Senate Bill 44, which aimed at offering a warning and later a murder charge for fentanyl dealers, failed to advance out of the Senate Public Safety Committee because some politicians were afraid to put more people behind bars, potentially creating another “war on drugs” scenario.
Hannah Wiley with the Los Angeles Times reported:
State Sen. Steven Bradford (D-Gardena) said the proposal was reminiscent of the tough-on-crime era of the 1980s and ’90s that led to thousands of Black and brown people serving life sentences for drug offenses.
“Simply making it easier to prosecute someone for murder will not address or solve this problem,” Bradford said.
“I was around during the crack cocaine epidemic, and this is really very similar to the hysteria around crack cocaine,” said Assemblymember Reggie Jones-Sawyer, a Los Angeles Democrat who chairs the Public Safety Committee. “And we rushed to come up with a solution, instead of looking at it from both a public health crisis and a public safety crisis and to bring them both together.”
So, what does Senate Bill 44 do?
Senate Bill 44 would require the court to warn convicted fentanyl dealers that their fake Oxycontin or Xanax pills can kill — and that if they keep selling the drugs and someone dies from a fentanyl overdose, they could be prosecuted for homicide.
Fentanyl is the leading cause of death among those ages 18-45, claiming more young lives than COVID-19, car accidents, or suicide. And in California alone, there were 5,700 fentanyl deaths in 2021.
This past year, the California State Legislature and Governor Gavin Newsom supported and signed legislation that allowed private citizens to sue gun makers and sellers for deaths and injuries caused by gun violence.
Yet, the Legislature can’t let judges offer a mere warning to drug dealers who cause more than 5,700 deaths yearly in California.

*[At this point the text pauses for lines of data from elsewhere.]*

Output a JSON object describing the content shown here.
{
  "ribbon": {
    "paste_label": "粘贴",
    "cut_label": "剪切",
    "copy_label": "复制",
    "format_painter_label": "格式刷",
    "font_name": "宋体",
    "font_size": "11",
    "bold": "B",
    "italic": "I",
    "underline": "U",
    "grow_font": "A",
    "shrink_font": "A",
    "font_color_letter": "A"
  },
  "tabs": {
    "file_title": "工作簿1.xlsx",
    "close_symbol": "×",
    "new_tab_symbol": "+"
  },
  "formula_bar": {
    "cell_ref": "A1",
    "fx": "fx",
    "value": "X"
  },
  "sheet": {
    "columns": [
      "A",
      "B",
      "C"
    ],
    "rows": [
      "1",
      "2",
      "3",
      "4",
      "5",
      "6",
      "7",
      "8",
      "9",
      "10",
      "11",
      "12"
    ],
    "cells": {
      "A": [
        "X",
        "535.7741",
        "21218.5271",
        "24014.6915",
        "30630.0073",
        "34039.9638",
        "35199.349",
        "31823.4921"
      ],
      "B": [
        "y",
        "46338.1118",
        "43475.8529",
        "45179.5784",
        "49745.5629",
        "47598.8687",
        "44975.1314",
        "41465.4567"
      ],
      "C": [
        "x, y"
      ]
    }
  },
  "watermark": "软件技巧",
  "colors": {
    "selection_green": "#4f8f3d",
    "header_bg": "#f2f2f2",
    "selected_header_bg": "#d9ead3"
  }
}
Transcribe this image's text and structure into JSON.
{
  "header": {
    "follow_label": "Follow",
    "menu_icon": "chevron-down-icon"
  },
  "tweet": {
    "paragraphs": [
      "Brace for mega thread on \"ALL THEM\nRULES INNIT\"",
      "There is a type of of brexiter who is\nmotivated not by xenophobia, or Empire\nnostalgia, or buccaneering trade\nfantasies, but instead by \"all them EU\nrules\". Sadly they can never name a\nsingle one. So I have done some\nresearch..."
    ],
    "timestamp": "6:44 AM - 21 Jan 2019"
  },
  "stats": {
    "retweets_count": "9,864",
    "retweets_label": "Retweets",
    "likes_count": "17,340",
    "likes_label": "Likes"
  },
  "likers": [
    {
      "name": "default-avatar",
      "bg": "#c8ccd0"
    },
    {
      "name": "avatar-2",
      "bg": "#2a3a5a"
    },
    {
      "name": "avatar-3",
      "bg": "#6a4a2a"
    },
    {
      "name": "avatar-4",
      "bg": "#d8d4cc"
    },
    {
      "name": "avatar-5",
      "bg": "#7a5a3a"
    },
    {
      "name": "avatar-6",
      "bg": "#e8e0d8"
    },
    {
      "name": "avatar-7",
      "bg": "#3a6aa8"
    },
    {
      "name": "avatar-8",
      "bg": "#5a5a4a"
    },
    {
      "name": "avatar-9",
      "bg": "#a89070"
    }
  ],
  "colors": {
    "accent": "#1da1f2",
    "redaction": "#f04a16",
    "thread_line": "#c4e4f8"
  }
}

If that warning is ignored, then dealers would be charged with murder as their drug is assumed responsible for the death of the user- a similar logic to the gun maker & seller lawsuit legislature. But instead of being an easy pass, this hard stance on drug control has failed to advance because legislators don’t want more people in jail.
The message to the voters now is that Fentanyl eradication isn’t a priority, and young people ending up six feet under is the acceptable alternative!